One fan we spoke to called this dessert “epic.” The enormous dessert at the retro-style soda shop inside Disney’s Beach Club includes eight scoops of ice cream smothered in every topping the soda shop has. That includes brownies, hot fudge, butterscotch syrup, peanut butter topping, marshmallow crème, strawberry sauce, pineapples, toasted almonds, dark and white chocolate shavings, jellied orange slices, bananas, angel food cake, chocolate sandwich cookies, whipped cream, chocolate morsels, peanut butter morsels, sprinkles, one regular sized candy bar that is quartered and dotted among the mound, and, to finish it off, cherries. It’s enough to feed four but we won’t tell if you eat it all yourself.
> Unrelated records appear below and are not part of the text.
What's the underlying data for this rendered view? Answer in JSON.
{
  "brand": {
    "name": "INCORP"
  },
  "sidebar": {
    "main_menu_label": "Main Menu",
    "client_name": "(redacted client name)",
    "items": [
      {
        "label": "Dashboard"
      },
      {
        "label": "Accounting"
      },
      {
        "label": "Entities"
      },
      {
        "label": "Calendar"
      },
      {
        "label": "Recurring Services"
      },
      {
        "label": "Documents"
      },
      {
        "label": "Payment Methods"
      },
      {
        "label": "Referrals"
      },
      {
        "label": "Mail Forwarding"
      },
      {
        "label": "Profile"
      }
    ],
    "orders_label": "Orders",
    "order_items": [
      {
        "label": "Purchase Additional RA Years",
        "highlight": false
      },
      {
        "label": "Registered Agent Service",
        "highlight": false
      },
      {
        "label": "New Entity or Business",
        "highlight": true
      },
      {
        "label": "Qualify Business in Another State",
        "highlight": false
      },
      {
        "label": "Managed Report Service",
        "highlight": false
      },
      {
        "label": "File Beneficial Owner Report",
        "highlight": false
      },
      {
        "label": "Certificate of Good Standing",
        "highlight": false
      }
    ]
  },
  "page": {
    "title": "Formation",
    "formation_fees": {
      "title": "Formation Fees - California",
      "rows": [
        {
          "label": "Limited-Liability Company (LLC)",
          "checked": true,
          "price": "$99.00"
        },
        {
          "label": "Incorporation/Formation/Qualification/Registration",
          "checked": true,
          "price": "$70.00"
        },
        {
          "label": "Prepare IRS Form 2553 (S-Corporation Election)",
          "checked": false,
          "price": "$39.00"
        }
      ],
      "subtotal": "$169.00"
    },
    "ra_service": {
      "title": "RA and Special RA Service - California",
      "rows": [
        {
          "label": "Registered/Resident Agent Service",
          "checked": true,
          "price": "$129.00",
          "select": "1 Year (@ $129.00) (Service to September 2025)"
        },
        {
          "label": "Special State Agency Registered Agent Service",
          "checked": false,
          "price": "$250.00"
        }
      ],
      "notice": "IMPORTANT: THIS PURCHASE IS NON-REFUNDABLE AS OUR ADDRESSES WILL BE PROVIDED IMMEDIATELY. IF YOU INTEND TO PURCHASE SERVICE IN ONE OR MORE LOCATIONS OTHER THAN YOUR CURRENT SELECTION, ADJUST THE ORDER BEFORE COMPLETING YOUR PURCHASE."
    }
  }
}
Found in Disney Parks and resorts all over the world, the Mickey Bar is as simple as it is delicious: vanilla ice cream dipped in chocolate. That’s it. What makes this different than any supermarket ice cream bar? It’s shaped like Mickey Mouse, and therefore has magical powers to taste much better than any other ice cream bar you have ever had. Maybe it’s the scenery; maybe it’s all the Pixie Dust in the air. Whatever it is, it works. The Mickey Bar is one of the most in-demand desserts Disney has ever created.
One of the big snack draws at Disneyland Tokyo is Mickey-shaped everything, from waffles to churros. One of the most popular mouse-shaped snacks is the steamed pork bun. Adventureland is where you will find them, and you can get your fill of savory goodness in the form of pork and chicken, then move to sweet with the Minnie-shaped dessert bun filled with strawberry and milk.
Sure, every theme park in the world sells popcorn. But the popcorn at Tokyo Disney is legendary. The park is famous for its flavored popcorn and guests go nuts for it. Popcorn carts dot the landscape of the park, but that doesn’t mean each doesn’t have its own long line. And depending on where you are, a cart may have its own unique flavor. Think honey-flavored popcorn in pot-style tubs near the Winnie the Pooh attraction, apple cinnamon near Snow White. Other flavors have included soy sauce and butter, caramel, sea salt, and strawberry. Disneyland Tokyo and DisneySea (also near Tokyo) both offer guests popcorn maps so they know where to find the carts and what the current flavors are. New bucket designs come out every few months, so fans are eager to collect and discuss.
Found in Pooh’s Corner in Critter Country in Anaheim’s Disneyland Park and designed to look like Tigger’s tail, these caramel- and chocolate-covered marshmallow sticks are beloved by Disney fans of all ages, despite their super sugary sweetness. After all, everyone’s a kid when they’re at Disney. DIY knockoffs are popular, but just like Marvin Gaye sang, “Ain’t nothin’ like the real thing, baby.”